• **EXERCISE DIRECTIONS**: All of the records must be repeated exactly.

• **MATERIALS PROVIDED**:
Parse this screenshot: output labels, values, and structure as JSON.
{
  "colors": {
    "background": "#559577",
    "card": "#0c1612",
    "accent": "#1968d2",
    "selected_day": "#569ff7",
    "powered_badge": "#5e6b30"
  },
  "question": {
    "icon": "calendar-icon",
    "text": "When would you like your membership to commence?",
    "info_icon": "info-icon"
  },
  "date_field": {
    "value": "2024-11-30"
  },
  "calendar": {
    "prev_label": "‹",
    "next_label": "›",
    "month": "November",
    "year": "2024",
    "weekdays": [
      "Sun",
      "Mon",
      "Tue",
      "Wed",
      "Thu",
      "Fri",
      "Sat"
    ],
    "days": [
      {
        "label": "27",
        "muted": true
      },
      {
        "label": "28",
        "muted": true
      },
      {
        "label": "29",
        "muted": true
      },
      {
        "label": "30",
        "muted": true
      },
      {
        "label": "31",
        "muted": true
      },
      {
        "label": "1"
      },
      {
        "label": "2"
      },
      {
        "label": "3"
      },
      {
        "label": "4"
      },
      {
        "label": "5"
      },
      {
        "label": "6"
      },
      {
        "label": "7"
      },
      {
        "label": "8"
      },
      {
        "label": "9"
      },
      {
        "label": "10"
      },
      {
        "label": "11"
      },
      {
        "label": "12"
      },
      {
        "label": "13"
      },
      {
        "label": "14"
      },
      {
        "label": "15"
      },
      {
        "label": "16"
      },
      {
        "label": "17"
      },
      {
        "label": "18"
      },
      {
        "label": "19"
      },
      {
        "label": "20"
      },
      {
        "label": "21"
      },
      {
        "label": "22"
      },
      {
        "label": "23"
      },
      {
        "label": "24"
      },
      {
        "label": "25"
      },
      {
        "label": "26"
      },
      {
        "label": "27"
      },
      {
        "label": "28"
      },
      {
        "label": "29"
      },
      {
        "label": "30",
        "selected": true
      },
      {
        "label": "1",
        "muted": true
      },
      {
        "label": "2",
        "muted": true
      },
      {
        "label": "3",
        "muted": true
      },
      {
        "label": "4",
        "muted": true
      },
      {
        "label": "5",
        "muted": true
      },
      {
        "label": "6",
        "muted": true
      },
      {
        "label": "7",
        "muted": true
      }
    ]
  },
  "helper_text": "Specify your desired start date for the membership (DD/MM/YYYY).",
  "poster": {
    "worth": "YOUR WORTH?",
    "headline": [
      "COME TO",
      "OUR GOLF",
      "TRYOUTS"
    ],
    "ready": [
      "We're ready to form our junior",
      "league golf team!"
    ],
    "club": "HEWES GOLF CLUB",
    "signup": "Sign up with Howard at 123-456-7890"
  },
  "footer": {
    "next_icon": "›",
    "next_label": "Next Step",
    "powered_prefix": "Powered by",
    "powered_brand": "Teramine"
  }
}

• **PROBLEM SOLUTION**:
Parse this screenshot: output labels, values, and structure as JSON.
{
  "colors": {
    "background": "#559577",
    "card": "#0c1612",
    "accent": "#1968d2",
    "selected_day": "#569ff7",
    "powered_badge": "#5e6b30"
  },
  "question": {
    "icon": "calendar-icon",
    "text": "When would you like your membership to commence?",
    "info_icon": "info-icon"
  },
  "date_field": {
    "value": "2024-11-30"
  },
  "calendar": {
    "prev_label": "‹",
    "next_label": "›",
    "month": "November",
    "year": "2024",
    "weekdays": [
      "Sun",
      "Mon",
      "Tue",
      "Wed",
      "Thu",
      "Fri",
      "Sat"
    ],
    "days": [
      {
        "label": "27",
        "muted": true
      },
      {
        "label": "28",
        "muted": true
      },
      {
        "label": "29",
        "muted": true
      },
      {
        "label": "30",
        "muted": true
      },
      {
        "label": "31",
        "muted": true
      },
      {
        "label": "1"
      },
      {
        "label": "2"
      },
      {
        "label": "3"
      },
      {
        "label": "4"
      },
      {
        "label": "5"
      },
      {
        "label": "6"
      },
      {
        "label": "7"
      },
      {
        "label": "8"
      },
      {
        "label": "9"
      },
      {
        "label": "10"
      },
      {
        "label": "11"
      },
      {
        "label": "12"
      },
      {
        "label": "13"
      },
      {
        "label": "14"
      },
      {
        "label": "15"
      },
      {
        "label": "16"
      },
      {
        "label": "17"
      },
      {
        "label": "18"
      },
      {
        "label": "19"
      },
      {
        "label": "20"
      },
      {
        "label": "21"
      },
      {
        "label": "22"
      },
      {
        "label": "23"
      },
      {
        "label": "24"
      },
      {
        "label": "25"
      },
      {
        "label": "26"
      },
      {
        "label": "27"
      },
      {
        "label": "28"
      },
      {
        "label": "29"
      },
      {
        "label": "30",
        "selected": true
      },
      {
        "label": "1",
        "muted": true
      },
      {
        "label": "2",
        "muted": true
      },
      {
        "label": "3",
        "muted": true
      },
      {
        "label": "4",
        "muted": true
      },
      {
        "label": "5",
        "muted": true
      },
      {
        "label": "6",
        "muted": true
      },
      {
        "label": "7",
        "muted": true
      }
    ]
  },
  "helper_text": "Specify your desired start date for the membership (DD/MM/YYYY).",
  "poster": {
    "worth": "YOUR WORTH?",
    "headline": [
      "COME TO",
      "OUR GOLF",
      "TRYOUTS"
    ],
    "ready": [
      "We're ready to form our junior",
      "league golf team!"
    ],
    "club": "HEWES GOLF CLUB",
    "signup": "Sign up with Howard at 123-456-7890"
  },
  "footer": {
    "next_icon": "›",
    "next_label": "Next Step",
    "powered_prefix": "Powered by",
    "powered_brand": "Teramine"
  }
}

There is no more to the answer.